Instructions for the task »
In the entries below, find every line with "Education" and copy it.

Dataset rows describing interfaces

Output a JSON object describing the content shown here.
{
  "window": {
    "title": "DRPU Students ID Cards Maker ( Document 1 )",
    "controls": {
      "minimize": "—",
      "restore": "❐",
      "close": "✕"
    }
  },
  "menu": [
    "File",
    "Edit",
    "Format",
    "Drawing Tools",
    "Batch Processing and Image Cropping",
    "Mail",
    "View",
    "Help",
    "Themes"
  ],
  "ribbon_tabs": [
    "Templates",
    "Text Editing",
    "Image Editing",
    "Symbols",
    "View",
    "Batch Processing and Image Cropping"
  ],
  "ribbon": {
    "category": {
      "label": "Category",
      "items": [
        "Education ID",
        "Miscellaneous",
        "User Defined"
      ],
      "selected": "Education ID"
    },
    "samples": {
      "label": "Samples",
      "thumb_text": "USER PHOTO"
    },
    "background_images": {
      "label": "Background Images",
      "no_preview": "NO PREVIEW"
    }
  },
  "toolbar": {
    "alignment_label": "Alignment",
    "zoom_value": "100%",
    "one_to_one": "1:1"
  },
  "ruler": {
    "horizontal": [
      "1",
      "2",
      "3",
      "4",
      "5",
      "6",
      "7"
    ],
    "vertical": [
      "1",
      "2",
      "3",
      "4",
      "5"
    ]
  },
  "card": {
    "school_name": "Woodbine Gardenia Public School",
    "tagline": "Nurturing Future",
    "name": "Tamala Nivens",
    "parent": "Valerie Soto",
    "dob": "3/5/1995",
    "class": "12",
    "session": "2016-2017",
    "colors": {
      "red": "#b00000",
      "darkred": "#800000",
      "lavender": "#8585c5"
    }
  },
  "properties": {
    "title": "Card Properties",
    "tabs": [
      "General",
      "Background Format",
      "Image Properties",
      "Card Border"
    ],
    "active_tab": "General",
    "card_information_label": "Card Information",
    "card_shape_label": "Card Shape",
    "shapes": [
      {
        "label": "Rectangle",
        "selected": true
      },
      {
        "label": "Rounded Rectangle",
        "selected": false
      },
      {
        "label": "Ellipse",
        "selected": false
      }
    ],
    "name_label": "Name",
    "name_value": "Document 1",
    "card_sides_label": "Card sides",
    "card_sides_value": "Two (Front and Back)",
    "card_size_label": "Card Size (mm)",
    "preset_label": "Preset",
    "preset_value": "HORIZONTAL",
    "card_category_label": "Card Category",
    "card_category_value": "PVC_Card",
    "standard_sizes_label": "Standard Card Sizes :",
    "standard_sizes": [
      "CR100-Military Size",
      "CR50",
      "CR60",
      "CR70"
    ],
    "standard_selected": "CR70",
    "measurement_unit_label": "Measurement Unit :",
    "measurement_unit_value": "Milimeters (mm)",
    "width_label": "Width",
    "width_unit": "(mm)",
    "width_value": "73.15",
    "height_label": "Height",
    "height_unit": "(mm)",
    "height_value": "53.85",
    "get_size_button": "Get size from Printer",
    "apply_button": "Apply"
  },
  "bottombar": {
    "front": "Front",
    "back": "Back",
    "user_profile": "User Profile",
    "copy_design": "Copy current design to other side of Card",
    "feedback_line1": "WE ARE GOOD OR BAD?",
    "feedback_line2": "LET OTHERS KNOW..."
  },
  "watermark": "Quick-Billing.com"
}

Solution for this task »
        "Education ID",
      "selected": "Education ID"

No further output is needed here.